WHAT THE TASK ASKS
Return each line of the listing that contains the string "Start".
───── MATERIAL FOR THIS TASK
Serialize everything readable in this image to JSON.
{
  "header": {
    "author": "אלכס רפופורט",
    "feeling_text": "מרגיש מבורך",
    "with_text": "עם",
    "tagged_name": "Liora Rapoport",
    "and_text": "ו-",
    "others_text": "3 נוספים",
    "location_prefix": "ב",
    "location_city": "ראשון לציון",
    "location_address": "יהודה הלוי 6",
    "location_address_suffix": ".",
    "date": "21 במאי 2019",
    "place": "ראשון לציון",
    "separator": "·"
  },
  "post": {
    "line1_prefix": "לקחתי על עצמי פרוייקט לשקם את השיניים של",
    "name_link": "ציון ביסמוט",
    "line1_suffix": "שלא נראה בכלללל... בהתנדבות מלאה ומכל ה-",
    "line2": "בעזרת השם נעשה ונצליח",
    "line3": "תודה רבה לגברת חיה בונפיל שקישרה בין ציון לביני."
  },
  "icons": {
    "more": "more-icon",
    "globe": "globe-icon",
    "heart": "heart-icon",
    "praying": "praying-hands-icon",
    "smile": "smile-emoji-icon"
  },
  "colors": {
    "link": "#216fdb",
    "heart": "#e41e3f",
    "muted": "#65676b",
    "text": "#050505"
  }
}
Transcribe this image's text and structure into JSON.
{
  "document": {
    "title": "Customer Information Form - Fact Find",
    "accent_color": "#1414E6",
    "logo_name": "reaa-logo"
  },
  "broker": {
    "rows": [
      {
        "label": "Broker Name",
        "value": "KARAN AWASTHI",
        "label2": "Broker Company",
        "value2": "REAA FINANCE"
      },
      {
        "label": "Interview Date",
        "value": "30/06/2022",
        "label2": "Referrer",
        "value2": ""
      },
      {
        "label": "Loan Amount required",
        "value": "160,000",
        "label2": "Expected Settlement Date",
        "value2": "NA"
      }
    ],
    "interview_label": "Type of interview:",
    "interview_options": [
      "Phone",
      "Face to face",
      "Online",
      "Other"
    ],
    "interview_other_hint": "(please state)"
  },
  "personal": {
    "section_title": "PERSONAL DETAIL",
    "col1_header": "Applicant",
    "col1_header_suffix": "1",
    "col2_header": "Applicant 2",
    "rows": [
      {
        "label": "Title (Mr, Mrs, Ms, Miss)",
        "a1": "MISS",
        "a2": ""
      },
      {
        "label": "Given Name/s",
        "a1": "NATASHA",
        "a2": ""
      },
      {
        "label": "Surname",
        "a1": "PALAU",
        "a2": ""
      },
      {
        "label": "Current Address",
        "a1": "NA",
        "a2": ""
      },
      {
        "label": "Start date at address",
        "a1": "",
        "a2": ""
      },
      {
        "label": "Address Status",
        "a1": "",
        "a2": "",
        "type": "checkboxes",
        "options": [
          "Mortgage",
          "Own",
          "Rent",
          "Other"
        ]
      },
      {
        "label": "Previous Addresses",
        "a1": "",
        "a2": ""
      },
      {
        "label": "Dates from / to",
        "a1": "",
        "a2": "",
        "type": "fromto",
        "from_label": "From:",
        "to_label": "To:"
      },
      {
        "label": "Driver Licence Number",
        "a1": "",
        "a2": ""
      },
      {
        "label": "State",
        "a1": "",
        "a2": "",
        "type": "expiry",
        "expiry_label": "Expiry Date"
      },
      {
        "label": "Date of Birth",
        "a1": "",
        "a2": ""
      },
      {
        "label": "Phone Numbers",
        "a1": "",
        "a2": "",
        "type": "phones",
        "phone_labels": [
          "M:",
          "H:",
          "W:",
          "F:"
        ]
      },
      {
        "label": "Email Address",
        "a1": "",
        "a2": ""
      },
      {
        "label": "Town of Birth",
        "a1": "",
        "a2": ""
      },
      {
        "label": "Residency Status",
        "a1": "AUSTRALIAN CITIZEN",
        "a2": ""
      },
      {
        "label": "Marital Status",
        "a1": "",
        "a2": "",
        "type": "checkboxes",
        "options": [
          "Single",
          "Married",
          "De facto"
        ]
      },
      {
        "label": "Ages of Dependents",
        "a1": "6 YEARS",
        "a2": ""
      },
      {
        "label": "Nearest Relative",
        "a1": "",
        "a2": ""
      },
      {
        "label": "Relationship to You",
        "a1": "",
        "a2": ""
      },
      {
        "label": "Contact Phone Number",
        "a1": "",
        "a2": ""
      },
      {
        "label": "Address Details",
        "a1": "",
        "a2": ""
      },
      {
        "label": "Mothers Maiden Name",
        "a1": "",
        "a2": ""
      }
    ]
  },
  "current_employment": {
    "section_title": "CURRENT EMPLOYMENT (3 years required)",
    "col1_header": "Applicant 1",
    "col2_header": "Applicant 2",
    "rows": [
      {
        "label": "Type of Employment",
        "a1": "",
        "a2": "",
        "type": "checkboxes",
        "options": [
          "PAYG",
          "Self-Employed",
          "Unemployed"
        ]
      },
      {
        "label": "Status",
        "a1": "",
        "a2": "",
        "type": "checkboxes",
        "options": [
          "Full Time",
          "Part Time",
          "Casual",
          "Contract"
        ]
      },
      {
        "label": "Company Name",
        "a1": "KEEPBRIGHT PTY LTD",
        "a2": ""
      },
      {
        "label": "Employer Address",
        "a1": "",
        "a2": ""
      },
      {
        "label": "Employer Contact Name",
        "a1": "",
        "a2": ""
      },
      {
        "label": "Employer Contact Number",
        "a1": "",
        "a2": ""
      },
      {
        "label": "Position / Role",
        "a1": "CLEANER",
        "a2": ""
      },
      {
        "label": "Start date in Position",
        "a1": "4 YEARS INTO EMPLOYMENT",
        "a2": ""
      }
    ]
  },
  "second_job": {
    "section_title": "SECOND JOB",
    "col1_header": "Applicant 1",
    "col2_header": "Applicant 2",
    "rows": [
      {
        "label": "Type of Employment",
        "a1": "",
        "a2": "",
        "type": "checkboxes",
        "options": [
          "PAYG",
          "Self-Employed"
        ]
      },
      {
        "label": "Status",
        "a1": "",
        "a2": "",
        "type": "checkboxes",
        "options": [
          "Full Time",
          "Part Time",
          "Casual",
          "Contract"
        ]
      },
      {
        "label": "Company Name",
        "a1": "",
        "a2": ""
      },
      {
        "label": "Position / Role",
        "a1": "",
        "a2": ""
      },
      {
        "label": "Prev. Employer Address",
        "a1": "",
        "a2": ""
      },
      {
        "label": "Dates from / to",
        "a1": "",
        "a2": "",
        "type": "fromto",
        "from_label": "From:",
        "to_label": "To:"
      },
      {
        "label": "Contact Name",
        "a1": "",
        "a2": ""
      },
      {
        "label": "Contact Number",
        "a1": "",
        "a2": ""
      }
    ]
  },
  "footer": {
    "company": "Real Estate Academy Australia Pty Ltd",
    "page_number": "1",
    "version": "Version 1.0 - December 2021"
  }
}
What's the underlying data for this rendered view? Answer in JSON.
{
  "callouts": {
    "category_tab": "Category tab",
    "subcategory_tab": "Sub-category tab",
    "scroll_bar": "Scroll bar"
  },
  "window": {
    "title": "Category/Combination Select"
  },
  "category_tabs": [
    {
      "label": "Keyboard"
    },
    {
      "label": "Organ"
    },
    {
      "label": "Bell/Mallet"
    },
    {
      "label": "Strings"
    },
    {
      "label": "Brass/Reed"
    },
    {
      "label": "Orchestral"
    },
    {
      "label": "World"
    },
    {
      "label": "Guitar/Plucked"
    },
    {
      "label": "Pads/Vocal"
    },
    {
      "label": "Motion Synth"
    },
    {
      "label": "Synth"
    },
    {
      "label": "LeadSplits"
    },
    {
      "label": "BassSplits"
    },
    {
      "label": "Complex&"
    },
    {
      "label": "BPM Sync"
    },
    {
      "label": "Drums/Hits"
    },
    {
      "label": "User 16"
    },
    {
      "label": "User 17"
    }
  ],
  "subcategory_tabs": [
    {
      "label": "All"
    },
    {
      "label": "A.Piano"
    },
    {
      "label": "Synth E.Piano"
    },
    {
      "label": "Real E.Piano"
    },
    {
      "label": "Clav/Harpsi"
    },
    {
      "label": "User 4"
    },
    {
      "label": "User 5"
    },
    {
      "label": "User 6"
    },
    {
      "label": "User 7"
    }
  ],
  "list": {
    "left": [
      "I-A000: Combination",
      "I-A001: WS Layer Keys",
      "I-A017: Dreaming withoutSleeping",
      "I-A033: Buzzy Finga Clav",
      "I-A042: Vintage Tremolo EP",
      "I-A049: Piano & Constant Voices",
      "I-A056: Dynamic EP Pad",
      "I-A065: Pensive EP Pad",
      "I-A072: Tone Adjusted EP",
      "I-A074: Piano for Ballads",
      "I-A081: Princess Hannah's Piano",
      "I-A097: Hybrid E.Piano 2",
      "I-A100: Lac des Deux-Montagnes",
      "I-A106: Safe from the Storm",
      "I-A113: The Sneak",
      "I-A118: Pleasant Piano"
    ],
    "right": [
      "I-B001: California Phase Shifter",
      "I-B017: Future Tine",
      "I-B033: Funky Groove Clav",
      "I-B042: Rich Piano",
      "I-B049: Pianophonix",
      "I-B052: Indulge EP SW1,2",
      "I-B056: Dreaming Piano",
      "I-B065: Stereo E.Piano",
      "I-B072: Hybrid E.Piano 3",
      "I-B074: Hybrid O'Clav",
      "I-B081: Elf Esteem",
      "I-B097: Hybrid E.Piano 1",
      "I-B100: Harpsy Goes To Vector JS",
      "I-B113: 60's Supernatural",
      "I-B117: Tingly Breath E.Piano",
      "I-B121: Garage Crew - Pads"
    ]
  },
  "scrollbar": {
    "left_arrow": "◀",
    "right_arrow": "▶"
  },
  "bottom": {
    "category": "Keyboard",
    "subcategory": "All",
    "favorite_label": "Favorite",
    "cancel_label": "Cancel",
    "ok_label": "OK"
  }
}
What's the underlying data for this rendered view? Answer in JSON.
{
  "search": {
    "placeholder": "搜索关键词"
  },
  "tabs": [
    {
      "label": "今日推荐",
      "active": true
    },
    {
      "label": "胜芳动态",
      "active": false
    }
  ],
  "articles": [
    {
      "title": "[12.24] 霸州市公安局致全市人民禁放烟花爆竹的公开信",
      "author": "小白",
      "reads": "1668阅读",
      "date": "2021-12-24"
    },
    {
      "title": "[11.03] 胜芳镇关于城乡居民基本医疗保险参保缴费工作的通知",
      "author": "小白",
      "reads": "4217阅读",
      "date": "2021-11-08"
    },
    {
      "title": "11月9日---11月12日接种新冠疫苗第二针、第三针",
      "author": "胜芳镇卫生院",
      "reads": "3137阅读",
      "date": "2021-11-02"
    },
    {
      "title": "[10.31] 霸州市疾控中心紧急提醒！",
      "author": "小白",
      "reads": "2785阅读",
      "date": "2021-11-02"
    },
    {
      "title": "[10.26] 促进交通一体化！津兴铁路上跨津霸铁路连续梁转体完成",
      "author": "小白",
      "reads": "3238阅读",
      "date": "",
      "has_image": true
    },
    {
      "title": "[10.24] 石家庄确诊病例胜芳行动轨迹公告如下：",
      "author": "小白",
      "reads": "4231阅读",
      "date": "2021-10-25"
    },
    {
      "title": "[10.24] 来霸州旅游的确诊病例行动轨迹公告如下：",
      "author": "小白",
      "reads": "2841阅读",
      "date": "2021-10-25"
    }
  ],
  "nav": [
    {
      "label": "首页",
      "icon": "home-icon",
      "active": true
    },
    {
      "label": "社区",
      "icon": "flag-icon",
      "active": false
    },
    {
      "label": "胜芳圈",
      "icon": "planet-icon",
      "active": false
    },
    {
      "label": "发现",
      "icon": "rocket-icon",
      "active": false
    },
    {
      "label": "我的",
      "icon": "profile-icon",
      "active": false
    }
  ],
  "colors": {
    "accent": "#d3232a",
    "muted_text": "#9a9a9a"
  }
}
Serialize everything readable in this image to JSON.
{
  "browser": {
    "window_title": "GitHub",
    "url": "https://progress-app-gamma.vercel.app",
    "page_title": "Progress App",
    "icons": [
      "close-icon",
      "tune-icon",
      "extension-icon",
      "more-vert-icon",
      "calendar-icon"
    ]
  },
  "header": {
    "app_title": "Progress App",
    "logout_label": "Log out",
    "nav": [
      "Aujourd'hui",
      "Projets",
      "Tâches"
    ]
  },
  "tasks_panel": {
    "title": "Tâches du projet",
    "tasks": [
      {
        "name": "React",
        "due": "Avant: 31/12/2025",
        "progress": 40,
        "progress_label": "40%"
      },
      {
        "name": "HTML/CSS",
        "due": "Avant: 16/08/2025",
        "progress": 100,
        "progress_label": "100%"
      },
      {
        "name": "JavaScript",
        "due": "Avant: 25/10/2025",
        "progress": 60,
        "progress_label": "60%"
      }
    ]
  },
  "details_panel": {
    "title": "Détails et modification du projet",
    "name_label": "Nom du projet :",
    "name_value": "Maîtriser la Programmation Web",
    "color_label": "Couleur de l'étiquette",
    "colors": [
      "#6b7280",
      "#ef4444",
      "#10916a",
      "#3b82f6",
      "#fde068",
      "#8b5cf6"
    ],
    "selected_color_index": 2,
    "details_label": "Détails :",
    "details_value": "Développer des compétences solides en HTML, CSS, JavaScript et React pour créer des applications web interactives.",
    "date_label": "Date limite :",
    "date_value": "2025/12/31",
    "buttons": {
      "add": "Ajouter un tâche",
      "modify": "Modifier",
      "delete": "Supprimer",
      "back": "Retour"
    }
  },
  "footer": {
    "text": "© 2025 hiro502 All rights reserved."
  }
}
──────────
COMPLETED TASK
        "label": "Start date at address",
        "label": "Start date in Position",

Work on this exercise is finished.